1. Make balance a priority: Medical school may be the first time you have to juggle a rigorous workload with the other facets of your life. Take time to continue pursuing your other interests. For some, that might mean twenty minutes a day while for others, weekend mornings. This will not only help with burnout but it may also guide you towards a particular field of medicine later down the line. I relished traveling when I was younger and worried how that would work with life as a medical student. My dean found opportunities for me to go abroad for global health trips and even connected me with people who do that full time. One of the biggest challenges a future physician faces is how to fully commit to medicine without losing their identity. The rest of your life will be spent allocating time among your numerous priorities and medical school is an ideal place to start learning how.
2. Acknowledge your limitations: You cannot solve all of a patient’s problems in one visit. At our student run clinic, I examined a woman, Mrs. P, with chronic back pain from her job. Every day, Mrs. P assisted nurses with lifting patients from their wheelchairs to their beds. Even though she wanted to, she could not leave her job since she was the sole source of income in her household. On top of that, her husband was recently diagnosed with schizophrenia and had frequent mood disorders and paranoia.

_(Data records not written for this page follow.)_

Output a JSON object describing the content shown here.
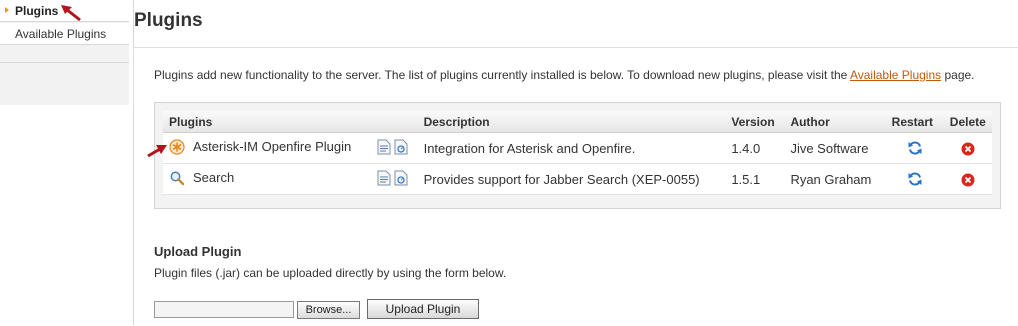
{
  "sidebar": {
    "items": [
      {
        "label": "Plugins",
        "active": true
      },
      {
        "label": "Available Plugins",
        "active": false
      }
    ]
  },
  "page_title": "Plugins",
  "intro": {
    "text_before": "Plugins add new functionality to the server. The list of plugins currently installed is below. To download new plugins, please visit the ",
    "link_text": "Available Plugins",
    "text_after": " page."
  },
  "table": {
    "headers": {
      "plugins": "Plugins",
      "description": "Description",
      "version": "Version",
      "author": "Author",
      "restart": "Restart",
      "delete": "Delete"
    },
    "rows": [
      {
        "name": "Asterisk-IM Openfire Plugin",
        "icon": "asterisk-plugin-icon",
        "description": "Integration for Asterisk and Openfire.",
        "version": "1.4.0",
        "author": "Jive Software"
      },
      {
        "name": "Search",
        "icon": "magnifier-icon",
        "description": "Provides support for Jabber Search (XEP-0055)",
        "version": "1.5.1",
        "author": "Ryan Graham"
      }
    ]
  },
  "upload": {
    "title": "Upload Plugin",
    "description": "Plugin files (.jar) can be uploaded directly by using the form below.",
    "browse_label": "Browse...",
    "button_label": "Upload Plugin"
  },
  "colors": {
    "link": "#c05a0c",
    "annotation_arrow": "#b0161a",
    "sidebar_bullet": "#e09c17",
    "delete_icon": "#d9261c",
    "restart_icon": "#2a74c9"
  }
}
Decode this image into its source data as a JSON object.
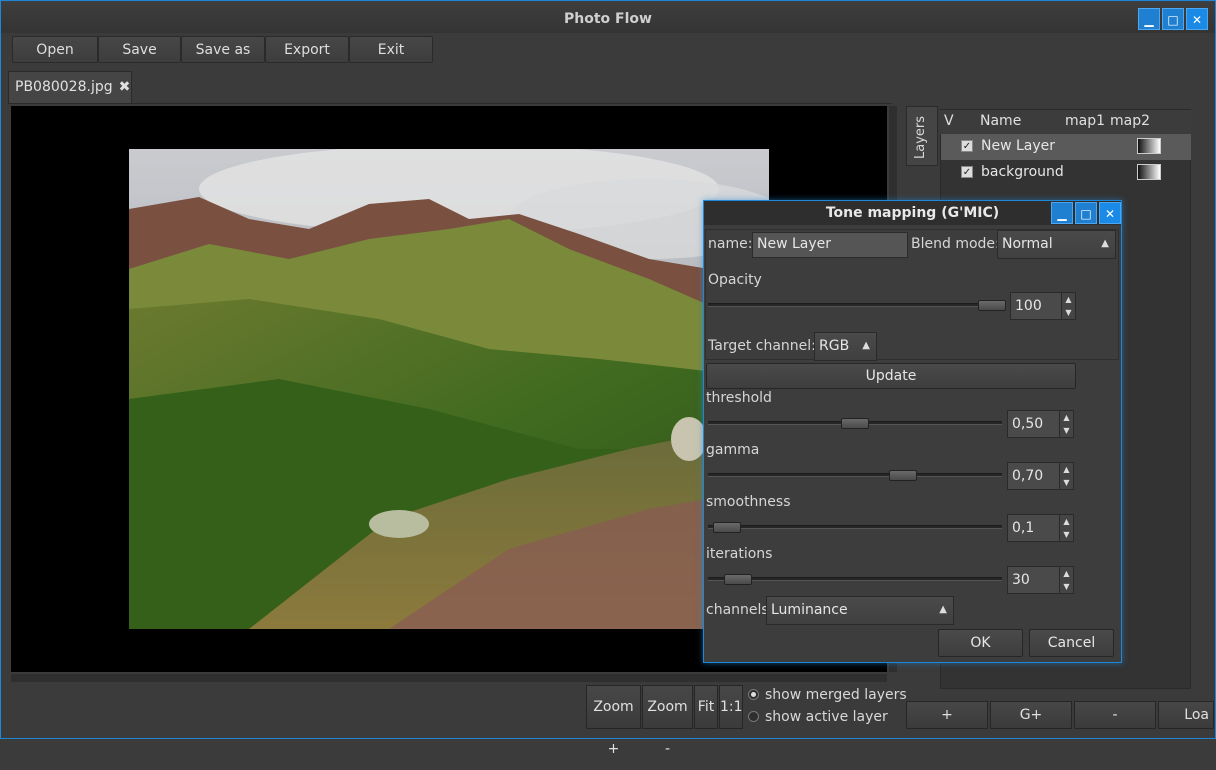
{
  "window": {
    "title": "Photo Flow"
  },
  "toolbar": {
    "open": "Open",
    "save": "Save",
    "save_as": "Save as",
    "export": "Export",
    "exit": "Exit"
  },
  "tabs": [
    {
      "label": "PB080028.jpg",
      "close": "✖"
    }
  ],
  "view": {
    "zoom_in": "Zoom +",
    "zoom_out": "Zoom -",
    "fit": "Fit",
    "one_to_one": "1:1",
    "show_merged": "show merged layers",
    "show_active": "show active layer",
    "selected_mode": "show merged layers"
  },
  "layers_panel": {
    "tab_label": "Layers",
    "columns": [
      "V",
      "Name",
      "map1",
      "map2"
    ],
    "rows": [
      {
        "name": "New Layer",
        "visible": true,
        "selected": true
      },
      {
        "name": "background",
        "visible": true,
        "selected": false
      }
    ],
    "buttons": {
      "add": "+",
      "add_group": "G+",
      "remove": "-",
      "load": "Loa"
    }
  },
  "dialog": {
    "title": "Tone mapping (G'MIC)",
    "name_label": "name:",
    "name_value": "New Layer",
    "blend_label": "Blend mode:",
    "blend_value": "Normal",
    "opacity_label": "Opacity",
    "opacity_value": "100",
    "target_label": "Target channel:",
    "target_value": "RGB",
    "update_label": "Update",
    "params": [
      {
        "label": "threshold",
        "value": "0,50",
        "level": 0.5
      },
      {
        "label": "gamma",
        "value": "0,70",
        "level": 0.68
      },
      {
        "label": "smoothness",
        "value": "0,1",
        "level": 0.02
      },
      {
        "label": "iterations",
        "value": "30",
        "level": 0.06
      }
    ],
    "channels_label": "channels",
    "channels_value": "Luminance",
    "ok_label": "OK",
    "cancel_label": "Cancel"
  },
  "colors": {
    "accent": "#1f87d8",
    "background": "#3b3b3b"
  }
}
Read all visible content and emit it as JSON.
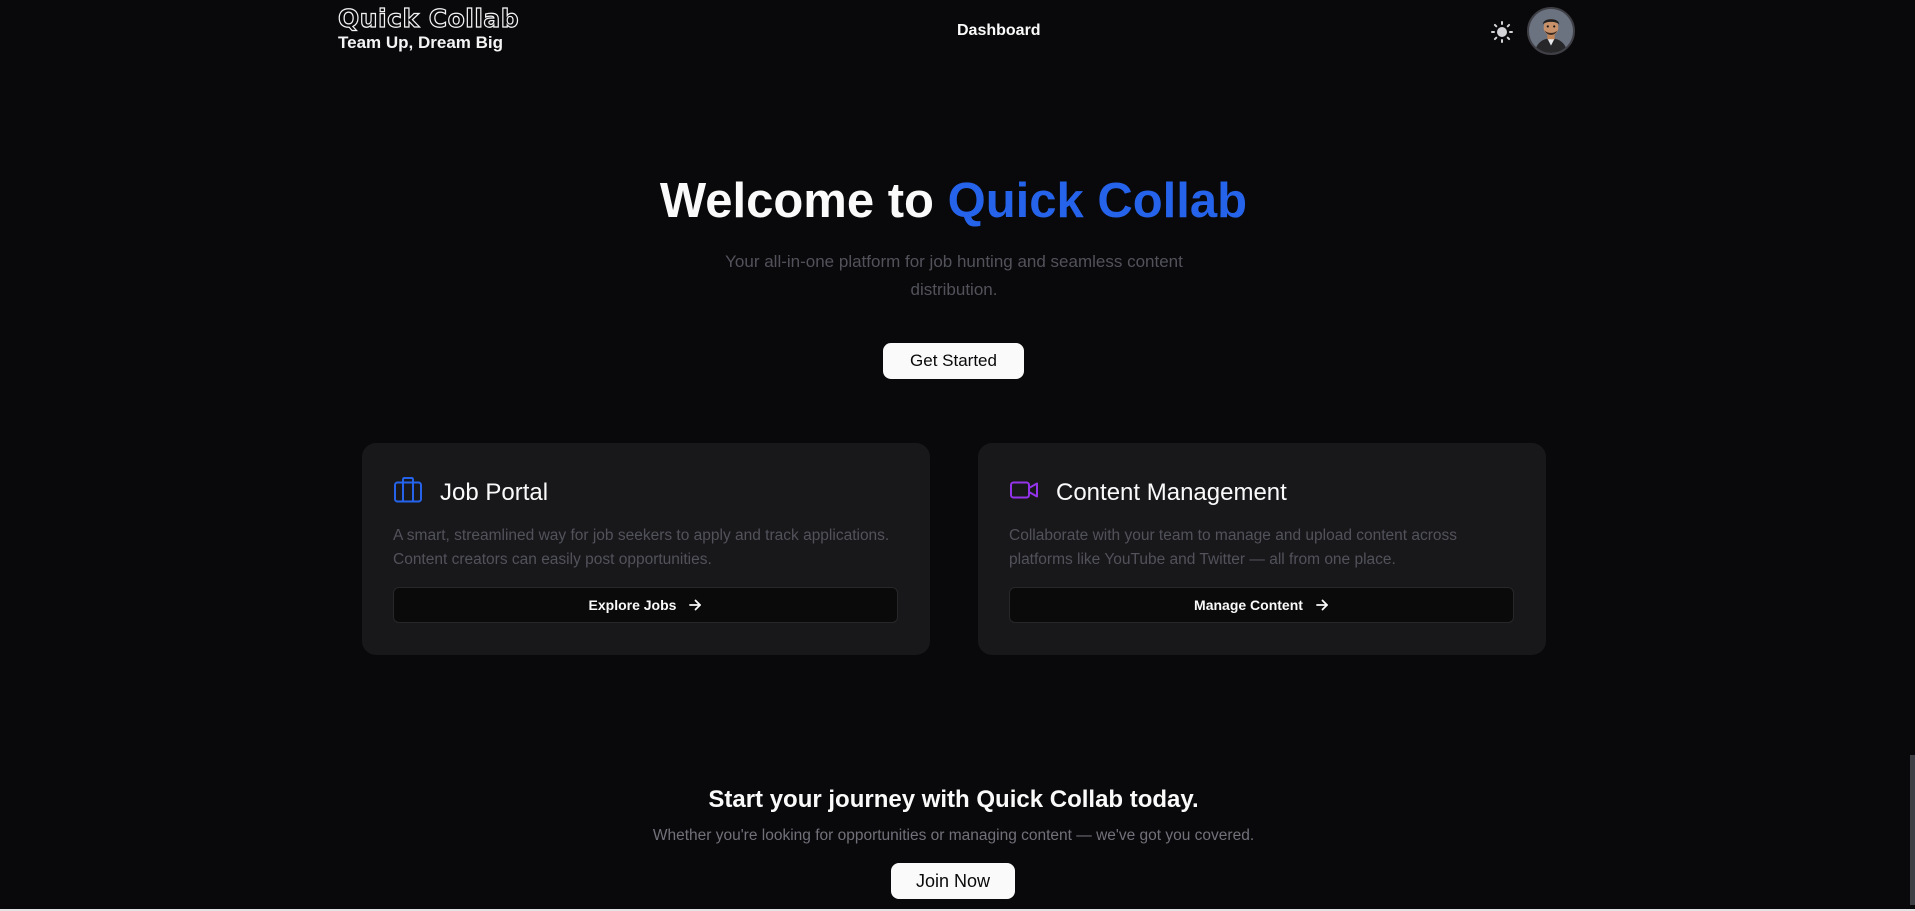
{
  "brand": {
    "title": "Quick Collab",
    "tagline": "Team Up, Dream Big"
  },
  "nav": {
    "dashboard": "Dashboard",
    "theme_icon": "sun-icon",
    "avatar_icon": "user-avatar"
  },
  "hero": {
    "title_prefix": "Welcome to",
    "title_accent": "Quick Collab",
    "subtitle": "Your all-in-one platform for job hunting and seamless content distribution.",
    "cta": "Get Started"
  },
  "cards": [
    {
      "icon": "briefcase-icon",
      "icon_color": "#2563eb",
      "title": "Job Portal",
      "description": "A smart, streamlined way for job seekers to apply and track applications. Content creators can easily post opportunities.",
      "button": "Explore Jobs"
    },
    {
      "icon": "video-icon",
      "icon_color": "#9333ea",
      "title": "Content Management",
      "description": "Collaborate with your team to manage and upload content across platforms like YouTube and Twitter — all from one place.",
      "button": "Manage Content"
    }
  ],
  "cta_section": {
    "title": "Start your journey with Quick Collab today.",
    "subtitle": "Whether you're looking for opportunities or managing content — we've got you covered.",
    "button": "Join Now"
  },
  "colors": {
    "background": "#09090b",
    "accent": "#2563eb",
    "card": "#18181b",
    "muted_text": "#52525b"
  }
}
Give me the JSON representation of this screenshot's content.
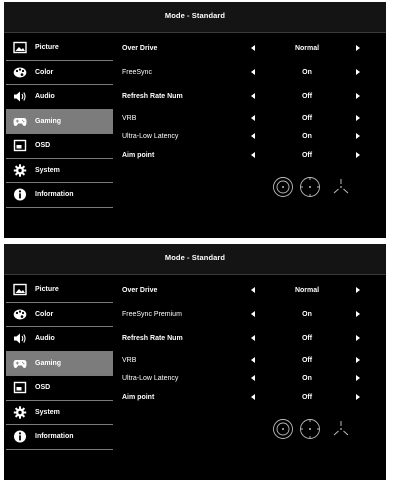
{
  "panels": [
    {
      "title": "Mode - Standard",
      "sidebar": [
        {
          "label": "Picture",
          "icon": "picture-icon",
          "active": false
        },
        {
          "label": "Color",
          "icon": "palette-icon",
          "active": false
        },
        {
          "label": "Audio",
          "icon": "speaker-icon",
          "active": false
        },
        {
          "label": "Gaming",
          "icon": "gamepad-icon",
          "active": true
        },
        {
          "label": "OSD",
          "icon": "osd-icon",
          "active": false
        },
        {
          "label": "System",
          "icon": "gear-icon",
          "active": false
        },
        {
          "label": "Information",
          "icon": "info-icon",
          "active": false
        }
      ],
      "settings": [
        {
          "name": "Over Drive",
          "value": "Normal"
        },
        {
          "name": "FreeSync",
          "value": "On"
        },
        {
          "name": "Refresh Rate Num",
          "value": "Off"
        },
        {
          "name": "VRB",
          "value": "Off"
        },
        {
          "name": "Ultra-Low Latency",
          "value": "On"
        },
        {
          "name": "Aim point",
          "value": "Off"
        }
      ]
    },
    {
      "title": "Mode - Standard",
      "sidebar": [
        {
          "label": "Picture",
          "icon": "picture-icon",
          "active": false
        },
        {
          "label": "Color",
          "icon": "palette-icon",
          "active": false
        },
        {
          "label": "Audio",
          "icon": "speaker-icon",
          "active": false
        },
        {
          "label": "Gaming",
          "icon": "gamepad-icon",
          "active": true
        },
        {
          "label": "OSD",
          "icon": "osd-icon",
          "active": false
        },
        {
          "label": "System",
          "icon": "gear-icon",
          "active": false
        },
        {
          "label": "Information",
          "icon": "info-icon",
          "active": false
        }
      ],
      "settings": [
        {
          "name": "Over Drive",
          "value": "Normal"
        },
        {
          "name": "FreeSync Premium",
          "value": "On"
        },
        {
          "name": "Refresh Rate Num",
          "value": "Off"
        },
        {
          "name": "VRB",
          "value": "Off"
        },
        {
          "name": "Ultra-Low Latency",
          "value": "On"
        },
        {
          "name": "Aim point",
          "value": "Off"
        }
      ]
    }
  ],
  "colors": {
    "background": "#000000",
    "active_item": "#7c7c7c",
    "text": "#ffffff"
  }
}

Confused, I ran to the physician on duty. “How are we possibly going to help her?”
“Let’s take it one step at a time,” he said. “She came in for the pain, so we’ll find out more about that and give her treatment accordingly. Next time she comes in, we need to find a way to get her out of that job.”
It took six months but eventually, we were able to find Mrs. P. a better job. Many of the patients you’ll have the privilege of knowing will have chronic conditions and you may not always help them in the way you hoped.
3. Be humble: One of the most fascinating things about medicine is that it’s constantly evolving. The first two years of medical school will often feel like pure volume overload, whether it’s memorizing the origin and insertion sites of every muscle in the body or making mnemonics of various drugs and their interactions. Your patients may not know the names of their medications and will use descriptions such as “my tiny peach pill” and “that big, white one”. A teaching physician might take out their bad day on you. Instead of succumbing to doubt or wondering if you should give up, use these experiences as opportunities to cultivate resilience and persistence. In other words, teach yourself not to give up. The most successful people are resilient to daily and long term failures. There is always more to learn, always a new route for improvement.